Two common questions asked in archaeological investigations are: where did a particular culture come from, and which living cultures is it related to? In this book, Robert A. Cook brings a theoretically and methodologically holistic perspective to his study on the origins and continuity of Native American villages in the North American Midcontinent. He shows that to affiliate archaeological remains with descendant communities fully we need to unaffiliate some of our well-established archaeological constructs. Cook demonstrates how and why Native American villages formed and responded to events such as migration, environment and agricultural developments. He focuses on the big picture of cultural relatedness over broad regions and the amount of social detail that can be gleaned from archaeological and biological data, as well as oral histories.
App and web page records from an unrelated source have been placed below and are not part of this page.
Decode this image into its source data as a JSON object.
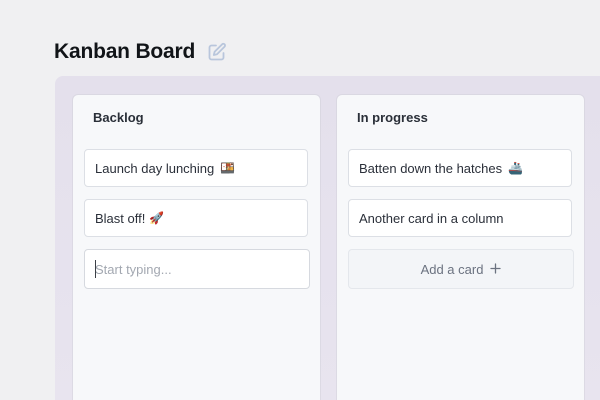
{
  "board": {
    "title": "Kanban Board",
    "edit_icon": "edit-pencil-icon"
  },
  "columns": [
    {
      "title": "Backlog",
      "cards": [
        {
          "text": "Launch day lunching",
          "emoji": "🍱"
        },
        {
          "text": "Blast off!",
          "emoji": "🚀"
        }
      ],
      "new_card": {
        "value": "",
        "placeholder": "Start typing..."
      }
    },
    {
      "title": "In progress",
      "cards": [
        {
          "text": "Batten down the hatches",
          "emoji": "🚢"
        },
        {
          "text": "Another card in a column",
          "emoji": ""
        }
      ],
      "add_card": {
        "label": "Add a card",
        "icon": "plus-icon"
      }
    }
  ],
  "colors": {
    "background": "#f0f0f2",
    "board_area": "#e6e2ee",
    "column": "#f7f8fa",
    "card": "#ffffff",
    "muted_text": "#6b7280"
  }
}
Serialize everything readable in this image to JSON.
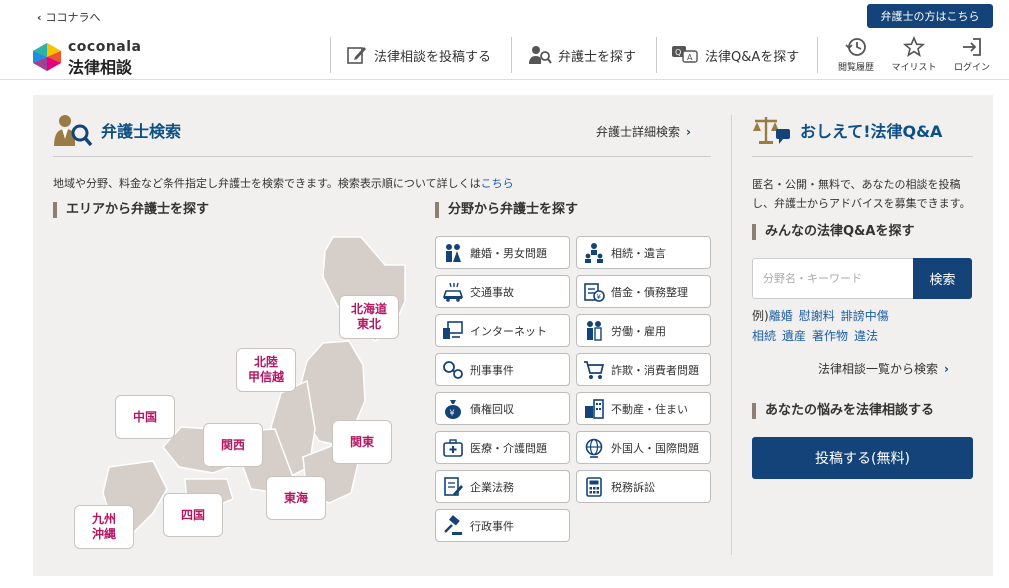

Robert A. Cook is Associate Professor of Anthropology at Ohio State University and has been actively engaged in archaeological research for twenty-five years. He is an active member of several professional organizations, including the Society for American Archaeology, the American Anthropological Association, the Midwest Archaeology Conference and the Southeast Archaeology Conference, which he has served in a variety of capacities. He received Ohio State University's Mentoring of Undergraduate Research Award, and twice received the Scholarly Accomplishment Award. He has authored dozens of journal articles and book chapters and is the author of SunWatch: Fort Ancient Development in the Mississippian World (2008). His research has also been featured in various newspapers and magazines.
Acknowledgments; Prologue: unaffiliating the past to affiliate with the present; 1. The Fort Ancient 'savage slot' and its descendants; 2. Deconstructing Fort Ancient culture; 3. Theories of culture process and history; 4. The study region: 'a most delightful country'; 5. Worlds colliding: Mississippian punctuations and woodland continuities; 6. Hybrid villagers: becoming people of the Earth and sky; 7. Coalescence and descendance: the persistence of the village form; 8. Multicultural processes and histories; Epilogue: changing our cultural landscape.